My experience,and the experience of the two guys who listened with me, was that there was a readily detectable difference between using the top and bottom -- more readily detectable than a lot of other differences routinely claimed to be "not subtle."
It may be that the differences was just "different" not "better" or "worse" -- matter of personal taste -- but my speakers seem to do better in the low using the low posts.
This is journey with a trial and error path. It may come down to that it depends on the speakers and the cables used. Go figger..
MAIN SYSTEM: NORDOST FREY shotggunned cables and shotgunned jumpers on Rega R9 speakers
Upon experimantation what worked best was the
-- (+) and (-) shotgunned speaker cables run directly from the amp to their respective HF driver speaker terminals; and
-- the NORDOST shotgunned jumpers then run from the HF speaker terminals to the respective (+) and (-) LF speaker terminals.
B SYSTEM: ATLAS ASCENT cables on TANNOY Revolution DC-6 speakers
I found that upon experimantation what worked best was:
-- the Positive speaker cables lead (red) run directly from the amp to the HF (+) speaker terminal and
-- the same cable matched negative (-) (black) run directly from the amp to the LF (-) speaker terminal.
-- The ATLAS jumpers then run as follows:
** the + (red) HF terminal to the red (+) terminal on the LF terminal driver.
** Similarly the second jumper runs from the HF (-) terminal to the LF (-) terminal
See other alternatives highlighted below:
My experience with cars and motorcycles is that they ABSOLUTELY perform better when clean. Maybe the dirt causes tiny amounts of wind resistance...in any case it's an indisputable "personal" fact. Science says that, indeed, "strapped" speaker posts represent a single electrical point to the crossover input and nobody should be able to tell what post the cable is plugged into...the fact that some claim they can hear a difference is something I can accept completely as I now go out to ride my spotless motorcycle.

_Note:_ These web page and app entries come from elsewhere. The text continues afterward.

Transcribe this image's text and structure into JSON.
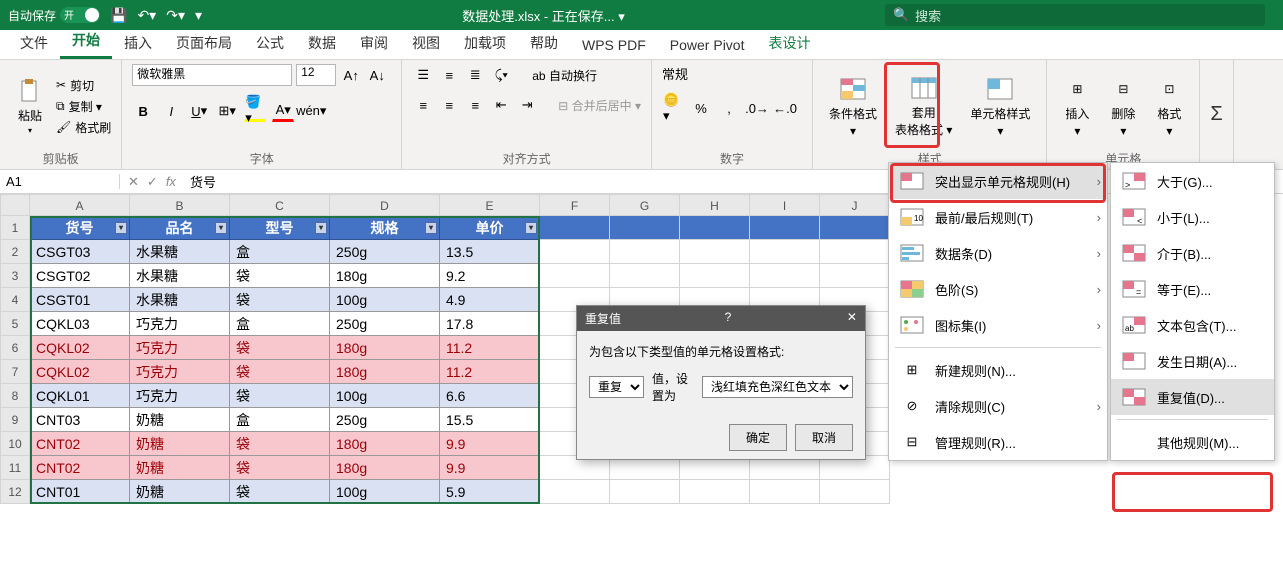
{
  "titlebar": {
    "autosave_label": "自动保存",
    "autosave_on": "开",
    "doc_name": "数据处理.xlsx - 正在保存... ▾",
    "search_placeholder": "搜索"
  },
  "tabs": {
    "file": "文件",
    "home": "开始",
    "insert": "插入",
    "layout": "页面布局",
    "formulas": "公式",
    "data": "数据",
    "review": "审阅",
    "view": "视图",
    "addins": "加载项",
    "help": "帮助",
    "wps": "WPS PDF",
    "power": "Power Pivot",
    "design": "表设计"
  },
  "ribbon": {
    "clipboard": {
      "paste": "粘贴",
      "cut": "剪切",
      "copy": "复制 ▾",
      "brush": "格式刷",
      "label": "剪贴板"
    },
    "font": {
      "name": "微软雅黑",
      "size": "12",
      "label": "字体"
    },
    "align": {
      "wrap": "自动换行",
      "merge": "合并后居中 ▾",
      "label": "对齐方式"
    },
    "number": {
      "format": "常规",
      "label": "数字"
    },
    "styles": {
      "cond": "条件格式",
      "table": "套用\n表格格式 ▾",
      "cell": "单元格样式",
      "label": "样式"
    },
    "cells": {
      "insert": "插入",
      "delete": "删除",
      "format": "格式",
      "label": "单元格"
    }
  },
  "formula_bar": {
    "name": "A1",
    "value": "货号"
  },
  "columns": [
    "A",
    "B",
    "C",
    "D",
    "E",
    "F",
    "G",
    "H",
    "I",
    "J"
  ],
  "headers": [
    "货号",
    "品名",
    "型号",
    "规格",
    "单价"
  ],
  "rows": [
    {
      "cells": [
        "CSGT03",
        "水果糖",
        "盒",
        "250g",
        "13.5"
      ],
      "dup": false,
      "odd": true
    },
    {
      "cells": [
        "CSGT02",
        "水果糖",
        "袋",
        "180g",
        "9.2"
      ],
      "dup": false,
      "odd": false
    },
    {
      "cells": [
        "CSGT01",
        "水果糖",
        "袋",
        "100g",
        "4.9"
      ],
      "dup": false,
      "odd": true
    },
    {
      "cells": [
        "CQKL03",
        "巧克力",
        "盒",
        "250g",
        "17.8"
      ],
      "dup": false,
      "odd": false
    },
    {
      "cells": [
        "CQKL02",
        "巧克力",
        "袋",
        "180g",
        "11.2"
      ],
      "dup": true,
      "odd": true
    },
    {
      "cells": [
        "CQKL02",
        "巧克力",
        "袋",
        "180g",
        "11.2"
      ],
      "dup": true,
      "odd": false
    },
    {
      "cells": [
        "CQKL01",
        "巧克力",
        "袋",
        "100g",
        "6.6"
      ],
      "dup": false,
      "odd": true
    },
    {
      "cells": [
        "CNT03",
        "奶糖",
        "盒",
        "250g",
        "15.5"
      ],
      "dup": false,
      "odd": false
    },
    {
      "cells": [
        "CNT02",
        "奶糖",
        "袋",
        "180g",
        "9.9"
      ],
      "dup": true,
      "odd": true
    },
    {
      "cells": [
        "CNT02",
        "奶糖",
        "袋",
        "180g",
        "9.9"
      ],
      "dup": true,
      "odd": false
    },
    {
      "cells": [
        "CNT01",
        "奶糖",
        "袋",
        "100g",
        "5.9"
      ],
      "dup": false,
      "odd": true
    }
  ],
  "dialog": {
    "title": "重复值",
    "help": "?",
    "prompt": "为包含以下类型值的单元格设置格式:",
    "type_value": "重复",
    "mid": "值，设置为",
    "format_value": "浅红填充色深红色文本",
    "ok": "确定",
    "cancel": "取消"
  },
  "menu1": {
    "highlight": "突出显示单元格规则(H)",
    "top": "最前/最后规则(T)",
    "databars": "数据条(D)",
    "colorscales": "色阶(S)",
    "iconsets": "图标集(I)",
    "new": "新建规则(N)...",
    "clear": "清除规则(C)",
    "manage": "管理规则(R)..."
  },
  "menu2": {
    "gt": "大于(G)...",
    "lt": "小于(L)...",
    "between": "介于(B)...",
    "equal": "等于(E)...",
    "text": "文本包含(T)...",
    "date": "发生日期(A)...",
    "dup": "重复值(D)...",
    "other": "其他规则(M)..."
  }
}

One more thing to consider--instead of bi-wiring, consider getting a set of really good jumpers between the posts, preferably the same cable you are running from the amp to the speaker. The brass jummpers that come with most speakers are really not very good, and a good jumper can deliver substantial improvement in the sound. I don't have vast experience in this area, but, a friend who does audio for a living generally prefers a good set of jumpers to bi-wiring.